Information provided below:

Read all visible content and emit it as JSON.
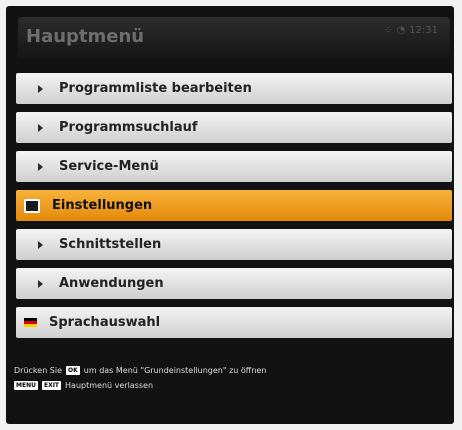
{
  "header": {
    "title": "Hauptmenü",
    "time": "12:31"
  },
  "menu": {
    "items": [
      {
        "label": "Programmliste bearbeiten",
        "icon": "arrow-right-icon"
      },
      {
        "label": "Programmsuchlauf",
        "icon": "arrow-right-icon"
      },
      {
        "label": "Service-Menü",
        "icon": "arrow-right-icon"
      },
      {
        "label": "Einstellungen",
        "icon": "tv-icon",
        "selected": true
      },
      {
        "label": "Schnittstellen",
        "icon": "arrow-right-icon"
      },
      {
        "label": "Anwendungen",
        "icon": "arrow-right-icon"
      },
      {
        "label": "Sprachauswahl",
        "icon": "german-flag-icon"
      }
    ]
  },
  "help": {
    "line1_prefix": "Drücken Sie",
    "ok_key": "OK",
    "line1_suffix": "um das Menü \"Grundeinstellungen\" zu öffnen",
    "key1": "MENU",
    "key2": "EXIT",
    "line2_suffix": "Hauptmenü verlassen"
  },
  "colors": {
    "selected": "#f0a020",
    "item": "#e6e6e6"
  }
}
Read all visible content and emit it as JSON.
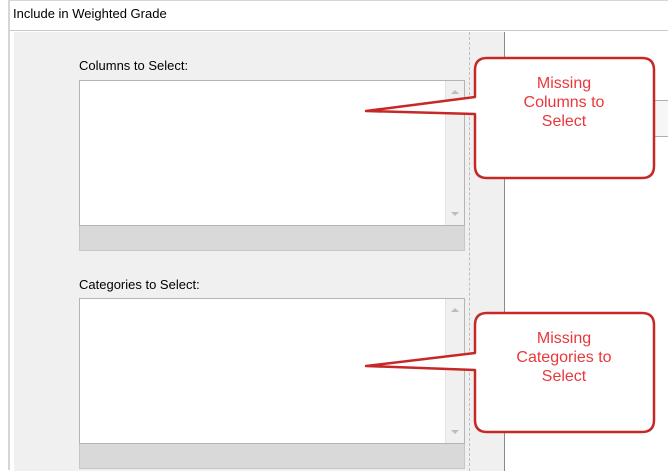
{
  "header": {
    "title": "Include in Weighted Grade"
  },
  "columns": {
    "label": "Columns to Select:"
  },
  "categories": {
    "label": "Categories to Select:"
  },
  "callouts": [
    {
      "lines": [
        "Missing",
        "Columns to",
        "Select"
      ]
    },
    {
      "lines": [
        "Missing",
        "Categories to",
        "Select"
      ]
    }
  ],
  "colors": {
    "callout_border": "#c62828",
    "callout_text": "#e8383b",
    "panel_bg": "#f0f0f0"
  },
  "icons": [
    "scroll-up-arrow-icon",
    "scroll-down-arrow-icon"
  ]
}
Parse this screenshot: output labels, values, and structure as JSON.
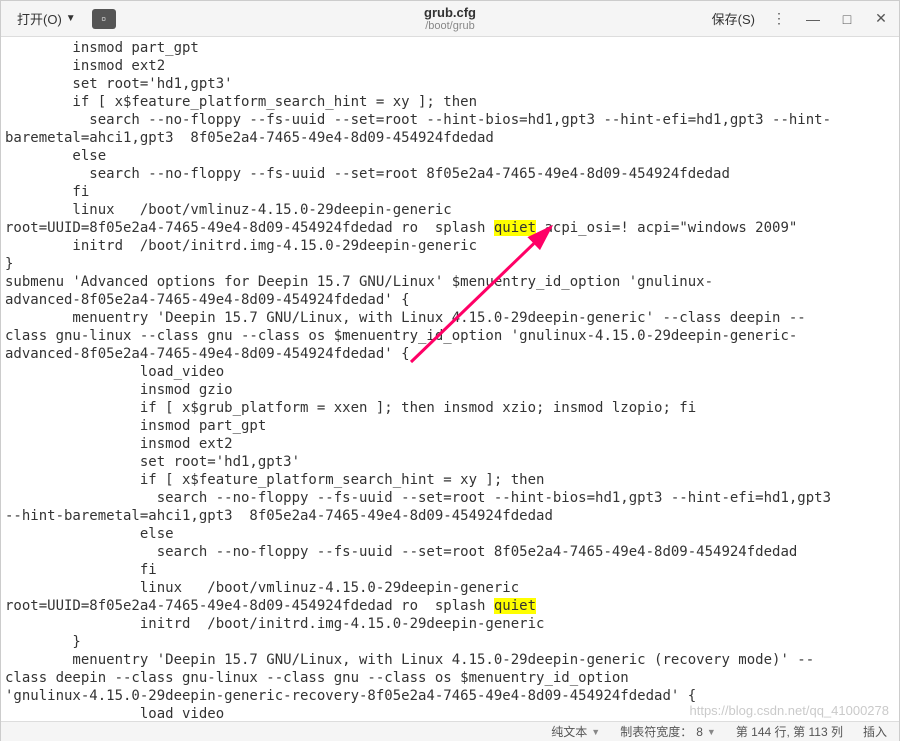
{
  "titlebar": {
    "open_label": "打开(O)",
    "title": "grub.cfg",
    "subtitle": "/boot/grub",
    "save_label": "保存(S)"
  },
  "editor": {
    "lines": [
      "        insmod part_gpt",
      "        insmod ext2",
      "        set root='hd1,gpt3'",
      "        if [ x$feature_platform_search_hint = xy ]; then",
      "          search --no-floppy --fs-uuid --set=root --hint-bios=hd1,gpt3 --hint-efi=hd1,gpt3 --hint-",
      "baremetal=ahci1,gpt3  8f05e2a4-7465-49e4-8d09-454924fdedad",
      "        else",
      "          search --no-floppy --fs-uuid --set=root 8f05e2a4-7465-49e4-8d09-454924fdedad",
      "        fi",
      "        linux   /boot/vmlinuz-4.15.0-29deepin-generic ",
      "root=UUID=8f05e2a4-7465-49e4-8d09-454924fdedad ro  splash ",
      " acpi_osi=! acpi=\"windows 2009\"",
      "        initrd  /boot/initrd.img-4.15.0-29deepin-generic",
      "}",
      "submenu 'Advanced options for Deepin 15.7 GNU/Linux' $menuentry_id_option 'gnulinux-",
      "advanced-8f05e2a4-7465-49e4-8d09-454924fdedad' {",
      "        menuentry 'Deepin 15.7 GNU/Linux, with Linux 4.15.0-29deepin-generic' --class deepin --",
      "class gnu-linux --class gnu --class os $menuentry_id_option 'gnulinux-4.15.0-29deepin-generic-",
      "advanced-8f05e2a4-7465-49e4-8d09-454924fdedad' {",
      "                load_video",
      "                insmod gzio",
      "                if [ x$grub_platform = xxen ]; then insmod xzio; insmod lzopio; fi",
      "                insmod part_gpt",
      "                insmod ext2",
      "                set root='hd1,gpt3'",
      "                if [ x$feature_platform_search_hint = xy ]; then",
      "                  search --no-floppy --fs-uuid --set=root --hint-bios=hd1,gpt3 --hint-efi=hd1,gpt3 ",
      "--hint-baremetal=ahci1,gpt3  8f05e2a4-7465-49e4-8d09-454924fdedad",
      "                else",
      "                  search --no-floppy --fs-uuid --set=root 8f05e2a4-7465-49e4-8d09-454924fdedad",
      "                fi",
      "                linux   /boot/vmlinuz-4.15.0-29deepin-generic ",
      "root=UUID=8f05e2a4-7465-49e4-8d09-454924fdedad ro  splash ",
      "",
      "                initrd  /boot/initrd.img-4.15.0-29deepin-generic",
      "        }",
      "        menuentry 'Deepin 15.7 GNU/Linux, with Linux 4.15.0-29deepin-generic (recovery mode)' --",
      "class deepin --class gnu-linux --class gnu --class os $menuentry_id_option ",
      "'gnulinux-4.15.0-29deepin-generic-recovery-8f05e2a4-7465-49e4-8d09-454924fdedad' {",
      "                load_video"
    ],
    "highlight_word": "quiet"
  },
  "statusbar": {
    "filetype": "纯文本",
    "tabwidth_label": "制表符宽度：",
    "tabwidth_value": "8",
    "position": "第 144 行, 第 113 列",
    "mode": "插入"
  },
  "watermark": "https://blog.csdn.net/qq_41000278"
}
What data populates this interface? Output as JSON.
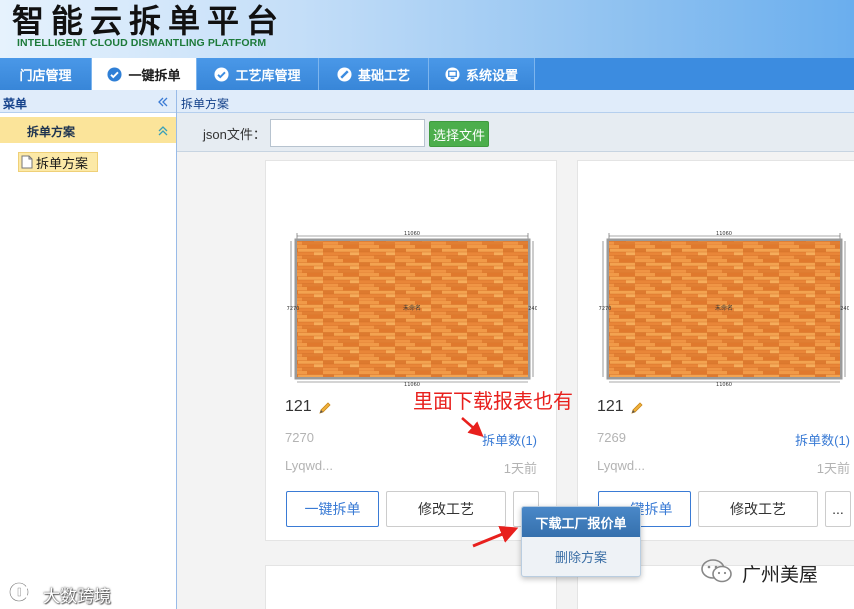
{
  "header": {
    "title": "智能云拆单平台",
    "subtitle": "INTELLIGENT CLOUD DISMANTLING PLATFORM"
  },
  "nav": {
    "tabs": [
      {
        "label": "门店管理"
      },
      {
        "label": "一键拆单",
        "icon": "check-circle-icon",
        "active": true
      },
      {
        "label": "工艺库管理",
        "icon": "check-circle-icon"
      },
      {
        "label": "基础工艺",
        "icon": "no-entry-icon"
      },
      {
        "label": "系统设置",
        "icon": "monitor-icon"
      }
    ]
  },
  "sidebar": {
    "title": "菜单",
    "title_icon": "double-chevron-left-icon",
    "section": {
      "label": "拆单方案",
      "icon": "double-chevron-up-icon"
    },
    "tree": [
      {
        "label": "拆单方案",
        "icon": "document-icon",
        "selected": true
      }
    ]
  },
  "breadcrumb": "拆单方案",
  "toolbar": {
    "json_label": "json文件：",
    "choose_button": "选择文件"
  },
  "cards": [
    {
      "name": "121",
      "name_icon": "pencil-icon",
      "code": "7270",
      "split_count": "拆单数(1)",
      "user": "Lyqwd...",
      "time": "1天前",
      "plan": {
        "top": "11060",
        "bottom": "11060",
        "left": "7270",
        "right": "240",
        "center": "未命名"
      },
      "buttons": {
        "split": "一键拆单",
        "modify": "修改工艺",
        "more": "..."
      }
    },
    {
      "name": "121",
      "name_icon": "pencil-icon",
      "code": "7269",
      "split_count": "拆单数(1)",
      "user": "Lyqwd...",
      "time": "1天前",
      "plan": {
        "top": "11060",
        "bottom": "11060",
        "left": "7270",
        "right": "240",
        "center": "未命名"
      },
      "buttons": {
        "split": "一键拆单",
        "modify": "修改工艺",
        "more": "..."
      }
    }
  ],
  "dropdown": {
    "items": [
      {
        "label": "下载工厂报价单",
        "highlighted": true
      },
      {
        "label": "删除方案"
      }
    ]
  },
  "annotation": {
    "text": "里面下载报表也有"
  },
  "watermarks": {
    "left": "大数跨境",
    "right": "广州美屋"
  },
  "colors": {
    "nav": "#3c8ce0",
    "accent": "#3a7bd5",
    "button_green": "#4cae4c",
    "annotation_red": "#e8201d",
    "highlight_yellow": "#fbe49a",
    "wood": "#ea8a3b"
  }
}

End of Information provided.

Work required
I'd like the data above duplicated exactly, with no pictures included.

Solution
Read all visible content and emit it as JSON.
{
  "header": {
    "title": "Hauptmenü",
    "time": "12:31"
  },
  "menu": {
    "items": [
      {
        "label": "Programmliste bearbeiten",
        "icon": "arrow-right-icon"
      },
      {
        "label": "Programmsuchlauf",
        "icon": "arrow-right-icon"
      },
      {
        "label": "Service-Menü",
        "icon": "arrow-right-icon"
      },
      {
        "label": "Einstellungen",
        "icon": "tv-icon",
        "selected": true
      },
      {
        "label": "Schnittstellen",
        "icon": "arrow-right-icon"
      },
      {
        "label": "Anwendungen",
        "icon": "arrow-right-icon"
      },
      {
        "label": "Sprachauswahl",
        "icon": "german-flag-icon"
      }
    ]
  },
  "help": {
    "line1_prefix": "Drücken Sie",
    "ok_key": "OK",
    "line1_suffix": "um das Menü \"Grundeinstellungen\" zu öffnen",
    "key1": "MENU",
    "key2": "EXIT",
    "line2_suffix": "Hauptmenü verlassen"
  },
  "colors": {
    "selected": "#f0a020",
    "item": "#e6e6e6"
  }
}
Read all visible content and emit it as JSON.
{
  "header": {
    "title": "Include in Weighted Grade"
  },
  "columns": {
    "label": "Columns to Select:"
  },
  "categories": {
    "label": "Categories to Select:"
  },
  "callouts": [
    {
      "lines": [
        "Missing",
        "Columns to",
        "Select"
      ]
    },
    {
      "lines": [
        "Missing",
        "Categories to",
        "Select"
      ]
    }
  ],
  "colors": {
    "callout_border": "#c62828",
    "callout_text": "#e8383b",
    "panel_bg": "#f0f0f0"
  },
  "icons": [
    "scroll-up-arrow-icon",
    "scroll-down-arrow-icon"
  ]
}
Parse this screenshot: output labels, values, and structure as JSON.
{
  "titlebar": {
    "open_label": "打开(O)",
    "title": "grub.cfg",
    "subtitle": "/boot/grub",
    "save_label": "保存(S)"
  },
  "editor": {
    "lines": [
      "        insmod part_gpt",
      "        insmod ext2",
      "        set root='hd1,gpt3'",
      "        if [ x$feature_platform_search_hint = xy ]; then",
      "          search --no-floppy --fs-uuid --set=root --hint-bios=hd1,gpt3 --hint-efi=hd1,gpt3 --hint-",
      "baremetal=ahci1,gpt3  8f05e2a4-7465-49e4-8d09-454924fdedad",
      "        else",
      "          search --no-floppy --fs-uuid --set=root 8f05e2a4-7465-49e4-8d09-454924fdedad",
      "        fi",
      "        linux   /boot/vmlinuz-4.15.0-29deepin-generic ",
      "root=UUID=8f05e2a4-7465-49e4-8d09-454924fdedad ro  splash ",
      " acpi_osi=! acpi=\"windows 2009\"",
      "        initrd  /boot/initrd.img-4.15.0-29deepin-generic",
      "}",
      "submenu 'Advanced options for Deepin 15.7 GNU/Linux' $menuentry_id_option 'gnulinux-",
      "advanced-8f05e2a4-7465-49e4-8d09-454924fdedad' {",
      "        menuentry 'Deepin 15.7 GNU/Linux, with Linux 4.15.0-29deepin-generic' --class deepin --",
      "class gnu-linux --class gnu --class os $menuentry_id_option 'gnulinux-4.15.0-29deepin-generic-",
      "advanced-8f05e2a4-7465-49e4-8d09-454924fdedad' {",
      "                load_video",
      "                insmod gzio",
      "                if [ x$grub_platform = xxen ]; then insmod xzio; insmod lzopio; fi",
      "                insmod part_gpt",
      "                insmod ext2",
      "                set root='hd1,gpt3'",
      "                if [ x$feature_platform_search_hint = xy ]; then",
      "                  search --no-floppy --fs-uuid --set=root --hint-bios=hd1,gpt3 --hint-efi=hd1,gpt3 ",
      "--hint-baremetal=ahci1,gpt3  8f05e2a4-7465-49e4-8d09-454924fdedad",
      "                else",
      "                  search --no-floppy --fs-uuid --set=root 8f05e2a4-7465-49e4-8d09-454924fdedad",
      "                fi",
      "                linux   /boot/vmlinuz-4.15.0-29deepin-generic ",
      "root=UUID=8f05e2a4-7465-49e4-8d09-454924fdedad ro  splash ",
      "",
      "                initrd  /boot/initrd.img-4.15.0-29deepin-generic",
      "        }",
      "        menuentry 'Deepin 15.7 GNU/Linux, with Linux 4.15.0-29deepin-generic (recovery mode)' --",
      "class deepin --class gnu-linux --class gnu --class os $menuentry_id_option ",
      "'gnulinux-4.15.0-29deepin-generic-recovery-8f05e2a4-7465-49e4-8d09-454924fdedad' {",
      "                load_video"
    ],
    "highlight_word": "quiet"
  },
  "statusbar": {
    "filetype": "纯文本",
    "tabwidth_label": "制表符宽度：",
    "tabwidth_value": "8",
    "position": "第 144 行, 第 113 列",
    "mode": "插入"
  },
  "watermark": "https://blog.csdn.net/qq_41000278"
}
What data populates this interface? Output as JSON.
{
  "header": {
    "title": "智能云拆单平台",
    "subtitle": "INTELLIGENT CLOUD DISMANTLING PLATFORM"
  },
  "nav": {
    "tabs": [
      {
        "label": "门店管理"
      },
      {
        "label": "一键拆单",
        "icon": "check-circle-icon",
        "active": true
      },
      {
        "label": "工艺库管理",
        "icon": "check-circle-icon"
      },
      {
        "label": "基础工艺",
        "icon": "no-entry-icon"
      },
      {
        "label": "系统设置",
        "icon": "monitor-icon"
      }
    ]
  },
  "sidebar": {
    "title": "菜单",
    "title_icon": "double-chevron-left-icon",
    "section": {
      "label": "拆单方案",
      "icon": "double-chevron-up-icon"
    },
    "tree": [
      {
        "label": "拆单方案",
        "icon": "document-icon",
        "selected": true
      }
    ]
  },
  "breadcrumb": "拆单方案",
  "toolbar": {
    "json_label": "json文件：",
    "choose_button": "选择文件"
  },
  "cards": [
    {
      "name": "121",
      "name_icon": "pencil-icon",
      "code": "7270",
      "split_count": "拆单数(1)",
      "user": "Lyqwd...",
      "time": "1天前",
      "plan": {
        "top": "11060",
        "bottom": "11060",
        "left": "7270",
        "right": "240",
        "center": "未命名"
      },
      "buttons": {
        "split": "一键拆单",
        "modify": "修改工艺",
        "more": "..."
      }
    },
    {
      "name": "121",
      "name_icon": "pencil-icon",
      "code": "7269",
      "split_count": "拆单数(1)",
      "user": "Lyqwd...",
      "time": "1天前",
      "plan": {
        "top": "11060",
        "bottom": "11060",
        "left": "7270",
        "right": "240",
        "center": "未命名"
      },
      "buttons": {
        "split": "一键拆单",
        "modify": "修改工艺",
        "more": "..."
      }
    }
  ],
  "dropdown": {
    "items": [
      {
        "label": "下载工厂报价单",
        "highlighted": true
      },
      {
        "label": "删除方案"
      }
    ]
  },
  "annotation": {
    "text": "里面下载报表也有"
  },
  "watermarks": {
    "left": "大数跨境",
    "right": "广州美屋"
  },
  "colors": {
    "nav": "#3c8ce0",
    "accent": "#3a7bd5",
    "button_green": "#4cae4c",
    "annotation_red": "#e8201d",
    "highlight_yellow": "#fbe49a",
    "wood": "#ea8a3b"
  }
}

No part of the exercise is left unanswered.